What was notable about the passage of the Petition of Right was that both the House of Commons and the House of Lords – which had traditionally supported the monarchy – had approved it. Despite this, Charles was initially unwilling to ratify it and even sent a message to the Commons “forbidding them to meddle with affairs of state”. When it became clear that Parliament would not back down, Charles finally relented and ratified the Petition on the 7th June. However he continued to govern the country in much the same way as before, setting in place a major factor for the outbreak of the English Civil War less than fifteen years later.
On the 4th March 1789, the United States constitution went into effect when the first US Congress met. However, the Congress was unable to actually vote on anything until the first week of April since it did not have the necessary number of members to be quorate.
The Congress itself met in New York City, but the 18th Century’s slow forms of transport meant that many of the members didn’t arrive on time. The grueling journey on horseback, or by stagecoach or sailing ship meant that the House of Representatives didn’t reach quorum until the 1st April, while the Senate was delayed until the 6th April. It was only then, after the houses met in a joint session to count the Electoral College votes, that they were able to certify George Washington had been elected President with John Adams as Vice President.
In line with the Constitution, Adams became President of the Senate while Frederick Muhlenberg of Pennsylvania was elected Speaker of the House. He was later to become the first to sign the Bill of Rights, which became the first ten amendments to the Constitution. Representative James Madison presented the bill on the 8th June, and after three months of discussion twelve articles were approved by Congress on the 25th September. Ten of these – articles Three to Twelve – were ratified two years later and became the Bill of Rights on the 15th December 1791.
March 4th continued to be a significant date for Congress, until the 20th Amendment to the Constitution was ratified in 1933 and set the 3rd of January as the first day for Congresses to meet.
On the 14th November 1990, Margaret Thatcher’s fifteen year leadership of the British Conservative Party was challenged by Michael Heseltine, a former cabinet minister. Although she won the leadership election that took place on 20th November, she did not do so with a sufficiently large majority to result in an outright victory. Thatcher announced her resignation two days later, on the 22nd November.
Thatcher became Prime Minister of the United Kingdom following the General Election of 1979 but by the late 1980s her popularity, along with that of her party, was plummeting. Interest rates had been raised to 15% in an attempt to bring rampant inflation under control, but the economy was suffering as the first stages of recession took hold. Regular opinion polls had put the Labour Party ahead of the Conservatives for the 18th consecutive month by autumn 1990.

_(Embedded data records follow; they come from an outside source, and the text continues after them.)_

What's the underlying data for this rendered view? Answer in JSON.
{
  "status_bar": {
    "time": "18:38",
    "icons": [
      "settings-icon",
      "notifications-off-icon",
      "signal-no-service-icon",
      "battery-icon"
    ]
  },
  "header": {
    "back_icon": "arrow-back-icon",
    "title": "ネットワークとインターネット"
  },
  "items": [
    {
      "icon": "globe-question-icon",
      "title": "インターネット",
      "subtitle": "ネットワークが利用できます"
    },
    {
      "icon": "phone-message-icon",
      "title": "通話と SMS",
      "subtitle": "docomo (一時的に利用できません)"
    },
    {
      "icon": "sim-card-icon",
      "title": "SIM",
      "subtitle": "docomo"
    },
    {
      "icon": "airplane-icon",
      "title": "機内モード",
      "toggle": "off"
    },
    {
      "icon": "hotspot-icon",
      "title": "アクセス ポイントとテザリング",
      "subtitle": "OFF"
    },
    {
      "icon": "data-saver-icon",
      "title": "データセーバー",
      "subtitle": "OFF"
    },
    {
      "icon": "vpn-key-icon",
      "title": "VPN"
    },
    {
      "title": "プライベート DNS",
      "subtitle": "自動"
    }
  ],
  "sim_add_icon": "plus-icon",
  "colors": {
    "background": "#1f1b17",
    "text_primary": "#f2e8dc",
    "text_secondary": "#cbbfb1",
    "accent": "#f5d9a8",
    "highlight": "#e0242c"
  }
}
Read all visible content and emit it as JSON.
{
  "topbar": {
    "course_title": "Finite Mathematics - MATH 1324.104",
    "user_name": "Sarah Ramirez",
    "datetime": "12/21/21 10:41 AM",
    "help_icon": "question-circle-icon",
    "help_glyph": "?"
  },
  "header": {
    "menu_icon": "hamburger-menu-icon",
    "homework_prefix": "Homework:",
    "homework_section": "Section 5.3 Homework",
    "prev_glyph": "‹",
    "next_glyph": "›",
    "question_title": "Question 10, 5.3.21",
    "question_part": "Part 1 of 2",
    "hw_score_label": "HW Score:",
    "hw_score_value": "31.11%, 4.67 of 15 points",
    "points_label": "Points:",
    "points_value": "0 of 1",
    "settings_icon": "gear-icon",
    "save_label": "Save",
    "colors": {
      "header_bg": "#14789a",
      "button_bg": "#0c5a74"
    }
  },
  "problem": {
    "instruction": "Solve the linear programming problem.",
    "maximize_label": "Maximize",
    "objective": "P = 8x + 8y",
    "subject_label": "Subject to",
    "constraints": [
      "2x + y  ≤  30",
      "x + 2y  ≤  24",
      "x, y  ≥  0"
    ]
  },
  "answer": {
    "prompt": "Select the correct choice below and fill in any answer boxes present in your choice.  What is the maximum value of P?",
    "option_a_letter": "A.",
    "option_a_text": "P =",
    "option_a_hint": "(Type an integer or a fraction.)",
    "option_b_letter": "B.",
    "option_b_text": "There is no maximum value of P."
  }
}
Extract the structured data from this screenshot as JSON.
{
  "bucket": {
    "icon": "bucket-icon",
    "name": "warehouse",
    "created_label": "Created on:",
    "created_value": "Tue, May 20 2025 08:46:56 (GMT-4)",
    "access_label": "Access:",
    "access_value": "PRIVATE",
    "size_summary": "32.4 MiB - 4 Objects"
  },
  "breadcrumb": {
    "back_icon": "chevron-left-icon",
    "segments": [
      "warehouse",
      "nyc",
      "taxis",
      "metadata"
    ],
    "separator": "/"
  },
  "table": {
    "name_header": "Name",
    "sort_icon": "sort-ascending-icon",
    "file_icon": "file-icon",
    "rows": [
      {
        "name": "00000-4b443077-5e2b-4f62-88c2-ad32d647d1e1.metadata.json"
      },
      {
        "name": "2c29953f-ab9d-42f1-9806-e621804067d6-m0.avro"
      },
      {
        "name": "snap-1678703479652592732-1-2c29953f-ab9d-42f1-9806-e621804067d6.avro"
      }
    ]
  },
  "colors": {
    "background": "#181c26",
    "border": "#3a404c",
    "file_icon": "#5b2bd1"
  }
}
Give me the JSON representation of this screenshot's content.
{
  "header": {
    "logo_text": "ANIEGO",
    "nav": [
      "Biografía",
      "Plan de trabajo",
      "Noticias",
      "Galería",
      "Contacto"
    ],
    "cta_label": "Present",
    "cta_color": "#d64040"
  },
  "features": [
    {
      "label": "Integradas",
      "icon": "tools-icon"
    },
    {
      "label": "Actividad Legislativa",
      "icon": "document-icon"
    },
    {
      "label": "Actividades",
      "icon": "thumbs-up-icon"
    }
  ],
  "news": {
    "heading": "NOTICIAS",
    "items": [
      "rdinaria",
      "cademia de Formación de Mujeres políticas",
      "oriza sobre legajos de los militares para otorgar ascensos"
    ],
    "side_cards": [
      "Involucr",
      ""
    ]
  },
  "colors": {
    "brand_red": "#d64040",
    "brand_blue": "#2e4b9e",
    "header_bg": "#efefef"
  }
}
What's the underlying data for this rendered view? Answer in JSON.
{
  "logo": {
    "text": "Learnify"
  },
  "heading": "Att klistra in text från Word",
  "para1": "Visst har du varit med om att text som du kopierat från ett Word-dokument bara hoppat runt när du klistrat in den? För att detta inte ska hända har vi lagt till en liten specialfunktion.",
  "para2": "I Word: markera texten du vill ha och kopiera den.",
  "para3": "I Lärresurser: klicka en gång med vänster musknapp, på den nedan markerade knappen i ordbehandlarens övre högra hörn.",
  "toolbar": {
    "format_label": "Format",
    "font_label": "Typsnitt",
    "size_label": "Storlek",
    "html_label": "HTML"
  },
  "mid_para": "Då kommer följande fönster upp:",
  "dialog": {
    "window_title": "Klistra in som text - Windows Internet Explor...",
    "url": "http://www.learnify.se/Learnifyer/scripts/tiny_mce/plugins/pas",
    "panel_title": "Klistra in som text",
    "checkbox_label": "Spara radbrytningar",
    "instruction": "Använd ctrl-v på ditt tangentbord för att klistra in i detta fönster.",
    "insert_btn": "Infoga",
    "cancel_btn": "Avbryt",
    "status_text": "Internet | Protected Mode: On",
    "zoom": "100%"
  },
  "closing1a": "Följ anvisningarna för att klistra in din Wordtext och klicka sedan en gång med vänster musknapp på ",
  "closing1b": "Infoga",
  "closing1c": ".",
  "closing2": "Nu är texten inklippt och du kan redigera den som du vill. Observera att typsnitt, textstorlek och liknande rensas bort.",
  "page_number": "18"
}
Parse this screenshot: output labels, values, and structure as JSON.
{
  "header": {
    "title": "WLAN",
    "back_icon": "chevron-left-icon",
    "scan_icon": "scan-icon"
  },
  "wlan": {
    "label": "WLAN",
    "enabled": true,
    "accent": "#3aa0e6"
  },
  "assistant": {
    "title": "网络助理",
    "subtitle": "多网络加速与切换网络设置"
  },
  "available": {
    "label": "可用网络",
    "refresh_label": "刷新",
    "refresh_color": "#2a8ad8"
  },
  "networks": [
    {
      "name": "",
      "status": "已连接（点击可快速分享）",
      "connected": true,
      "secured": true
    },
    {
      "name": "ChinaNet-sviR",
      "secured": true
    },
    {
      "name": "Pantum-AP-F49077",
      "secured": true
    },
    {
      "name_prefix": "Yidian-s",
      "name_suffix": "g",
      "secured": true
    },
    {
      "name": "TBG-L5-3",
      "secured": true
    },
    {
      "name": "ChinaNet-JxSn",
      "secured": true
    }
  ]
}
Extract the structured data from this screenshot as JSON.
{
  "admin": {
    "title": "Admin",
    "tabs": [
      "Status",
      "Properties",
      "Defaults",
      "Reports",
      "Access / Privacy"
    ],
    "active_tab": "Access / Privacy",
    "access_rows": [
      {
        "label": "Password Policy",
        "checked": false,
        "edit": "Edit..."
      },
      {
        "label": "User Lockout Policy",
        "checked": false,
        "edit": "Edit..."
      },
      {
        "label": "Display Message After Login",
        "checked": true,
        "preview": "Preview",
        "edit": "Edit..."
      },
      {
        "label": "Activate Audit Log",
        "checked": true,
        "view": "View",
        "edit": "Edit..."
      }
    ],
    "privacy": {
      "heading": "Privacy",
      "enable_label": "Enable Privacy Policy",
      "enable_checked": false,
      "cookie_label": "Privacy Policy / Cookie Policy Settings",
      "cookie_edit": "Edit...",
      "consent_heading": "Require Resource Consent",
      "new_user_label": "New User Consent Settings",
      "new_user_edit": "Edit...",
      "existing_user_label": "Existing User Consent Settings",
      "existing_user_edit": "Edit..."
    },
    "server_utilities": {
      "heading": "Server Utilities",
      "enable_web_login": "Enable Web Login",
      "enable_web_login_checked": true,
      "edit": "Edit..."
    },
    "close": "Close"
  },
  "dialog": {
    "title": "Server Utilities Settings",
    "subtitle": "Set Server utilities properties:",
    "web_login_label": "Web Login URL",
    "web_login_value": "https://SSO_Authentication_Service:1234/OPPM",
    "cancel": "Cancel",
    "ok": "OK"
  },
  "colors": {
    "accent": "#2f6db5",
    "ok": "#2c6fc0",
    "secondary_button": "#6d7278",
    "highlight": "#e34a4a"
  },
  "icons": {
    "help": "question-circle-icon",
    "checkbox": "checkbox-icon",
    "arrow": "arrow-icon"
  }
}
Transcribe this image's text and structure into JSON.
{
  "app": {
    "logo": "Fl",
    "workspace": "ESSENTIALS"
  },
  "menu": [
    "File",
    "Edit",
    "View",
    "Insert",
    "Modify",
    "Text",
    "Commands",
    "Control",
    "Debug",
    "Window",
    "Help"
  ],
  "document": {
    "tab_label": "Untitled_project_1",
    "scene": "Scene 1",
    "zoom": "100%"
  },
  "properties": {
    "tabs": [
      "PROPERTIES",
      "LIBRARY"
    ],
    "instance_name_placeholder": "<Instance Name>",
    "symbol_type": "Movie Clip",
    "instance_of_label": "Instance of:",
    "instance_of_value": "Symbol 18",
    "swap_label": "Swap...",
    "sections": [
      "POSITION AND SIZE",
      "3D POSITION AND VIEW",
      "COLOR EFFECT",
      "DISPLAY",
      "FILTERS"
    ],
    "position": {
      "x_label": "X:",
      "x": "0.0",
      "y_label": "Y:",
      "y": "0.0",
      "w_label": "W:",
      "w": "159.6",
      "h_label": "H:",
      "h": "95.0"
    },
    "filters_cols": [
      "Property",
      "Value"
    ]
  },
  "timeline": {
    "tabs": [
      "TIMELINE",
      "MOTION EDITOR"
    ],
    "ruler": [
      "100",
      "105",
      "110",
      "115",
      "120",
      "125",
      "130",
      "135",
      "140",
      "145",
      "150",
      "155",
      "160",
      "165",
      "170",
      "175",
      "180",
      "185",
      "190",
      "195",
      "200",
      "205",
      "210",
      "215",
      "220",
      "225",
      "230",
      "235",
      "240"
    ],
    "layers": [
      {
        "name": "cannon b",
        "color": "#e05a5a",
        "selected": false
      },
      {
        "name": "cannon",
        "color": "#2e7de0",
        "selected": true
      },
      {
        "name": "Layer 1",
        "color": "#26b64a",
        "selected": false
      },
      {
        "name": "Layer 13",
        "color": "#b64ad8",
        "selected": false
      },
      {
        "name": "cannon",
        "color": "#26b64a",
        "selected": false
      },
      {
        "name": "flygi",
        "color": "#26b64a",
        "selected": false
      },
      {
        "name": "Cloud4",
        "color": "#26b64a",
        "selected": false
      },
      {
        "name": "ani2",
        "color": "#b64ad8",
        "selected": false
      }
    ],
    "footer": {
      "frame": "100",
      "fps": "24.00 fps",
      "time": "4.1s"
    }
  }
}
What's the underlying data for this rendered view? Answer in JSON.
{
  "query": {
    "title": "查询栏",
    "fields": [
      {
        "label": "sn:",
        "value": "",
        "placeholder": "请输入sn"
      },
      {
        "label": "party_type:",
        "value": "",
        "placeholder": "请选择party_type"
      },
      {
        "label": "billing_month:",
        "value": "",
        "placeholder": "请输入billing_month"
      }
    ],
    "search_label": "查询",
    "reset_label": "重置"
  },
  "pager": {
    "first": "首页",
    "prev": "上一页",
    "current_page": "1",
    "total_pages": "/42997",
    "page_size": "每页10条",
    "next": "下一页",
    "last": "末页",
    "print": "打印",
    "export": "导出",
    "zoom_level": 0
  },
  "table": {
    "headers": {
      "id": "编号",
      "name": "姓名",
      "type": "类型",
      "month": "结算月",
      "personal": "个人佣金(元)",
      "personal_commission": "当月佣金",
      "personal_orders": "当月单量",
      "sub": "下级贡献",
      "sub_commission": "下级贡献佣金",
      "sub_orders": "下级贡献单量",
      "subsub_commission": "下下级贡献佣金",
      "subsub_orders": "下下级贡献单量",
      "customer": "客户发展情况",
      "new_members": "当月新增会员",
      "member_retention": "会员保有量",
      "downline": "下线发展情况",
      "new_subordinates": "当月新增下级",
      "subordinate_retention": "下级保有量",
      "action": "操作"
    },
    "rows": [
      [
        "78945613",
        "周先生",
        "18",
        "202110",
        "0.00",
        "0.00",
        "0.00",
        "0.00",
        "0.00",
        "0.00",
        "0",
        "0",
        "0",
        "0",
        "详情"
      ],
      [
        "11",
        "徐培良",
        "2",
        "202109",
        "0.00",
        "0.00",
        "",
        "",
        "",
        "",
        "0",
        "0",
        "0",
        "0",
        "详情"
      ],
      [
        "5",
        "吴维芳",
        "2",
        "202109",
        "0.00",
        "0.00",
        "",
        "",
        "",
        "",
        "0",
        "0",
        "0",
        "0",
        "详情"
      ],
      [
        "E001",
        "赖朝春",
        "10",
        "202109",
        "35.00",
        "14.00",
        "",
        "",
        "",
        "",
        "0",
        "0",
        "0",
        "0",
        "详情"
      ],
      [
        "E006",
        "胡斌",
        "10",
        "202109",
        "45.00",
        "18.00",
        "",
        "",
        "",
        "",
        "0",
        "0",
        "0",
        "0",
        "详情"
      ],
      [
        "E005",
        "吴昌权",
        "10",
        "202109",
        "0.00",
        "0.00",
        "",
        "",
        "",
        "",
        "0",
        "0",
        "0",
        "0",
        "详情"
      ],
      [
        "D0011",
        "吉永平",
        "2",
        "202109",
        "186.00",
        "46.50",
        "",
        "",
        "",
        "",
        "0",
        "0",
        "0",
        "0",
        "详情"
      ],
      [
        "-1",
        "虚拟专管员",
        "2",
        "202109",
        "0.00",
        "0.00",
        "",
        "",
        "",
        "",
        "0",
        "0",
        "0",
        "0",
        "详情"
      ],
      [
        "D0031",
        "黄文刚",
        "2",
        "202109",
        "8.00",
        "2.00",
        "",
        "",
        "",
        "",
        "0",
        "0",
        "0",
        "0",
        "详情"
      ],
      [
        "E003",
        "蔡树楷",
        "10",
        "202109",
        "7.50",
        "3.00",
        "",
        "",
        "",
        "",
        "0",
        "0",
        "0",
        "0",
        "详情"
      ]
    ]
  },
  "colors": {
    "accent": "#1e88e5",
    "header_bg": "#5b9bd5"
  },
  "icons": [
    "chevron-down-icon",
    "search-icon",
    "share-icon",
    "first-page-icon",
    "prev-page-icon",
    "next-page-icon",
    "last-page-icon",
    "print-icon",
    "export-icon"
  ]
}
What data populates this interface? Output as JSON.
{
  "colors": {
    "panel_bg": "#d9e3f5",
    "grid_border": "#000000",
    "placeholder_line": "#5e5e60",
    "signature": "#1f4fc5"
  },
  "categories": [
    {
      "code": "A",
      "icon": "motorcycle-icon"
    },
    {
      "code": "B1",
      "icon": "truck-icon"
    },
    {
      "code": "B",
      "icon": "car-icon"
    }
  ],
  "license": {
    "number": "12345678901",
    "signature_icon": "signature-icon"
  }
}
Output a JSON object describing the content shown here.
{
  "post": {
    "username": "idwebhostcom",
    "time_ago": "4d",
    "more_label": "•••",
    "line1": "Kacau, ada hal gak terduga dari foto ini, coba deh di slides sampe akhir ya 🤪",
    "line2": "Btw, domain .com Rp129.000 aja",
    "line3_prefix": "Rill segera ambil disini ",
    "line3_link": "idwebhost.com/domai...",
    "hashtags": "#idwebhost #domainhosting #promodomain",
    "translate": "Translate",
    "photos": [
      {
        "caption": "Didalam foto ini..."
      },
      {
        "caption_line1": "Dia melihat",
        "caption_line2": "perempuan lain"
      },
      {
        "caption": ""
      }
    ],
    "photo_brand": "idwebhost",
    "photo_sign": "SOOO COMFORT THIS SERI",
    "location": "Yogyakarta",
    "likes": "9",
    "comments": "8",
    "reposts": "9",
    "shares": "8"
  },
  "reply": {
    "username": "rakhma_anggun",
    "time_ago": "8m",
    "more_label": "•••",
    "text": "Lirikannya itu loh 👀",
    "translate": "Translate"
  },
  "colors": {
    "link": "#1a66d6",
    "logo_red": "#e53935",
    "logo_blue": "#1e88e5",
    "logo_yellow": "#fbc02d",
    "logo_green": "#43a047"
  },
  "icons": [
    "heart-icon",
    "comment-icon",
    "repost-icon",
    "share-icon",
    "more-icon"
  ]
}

Amidst internal party disagreements over Britain’s relationship with the European Economic Community, Deputy Prime Minister Geoffrey Howe resigned from the cabinet on the 1st November. His resignation speech on the 13th, in which he portrayed Thatcher as a divisive and confrontational leader, is seen by many as prompting Heseltine’s leadership challenge the next day.
Thatcher needed to secure a margin of 56 votes over Heseltine in order to win the contest outright, but she came in four below that. Initially determined to contest the second ballot, she consulted with a range of Cabinet members who gave mixed responses on her chances of winning. Consequently she withdrew her candidacy and thus leadership of the Party on the 22nd November. John Major went on to win the leadership.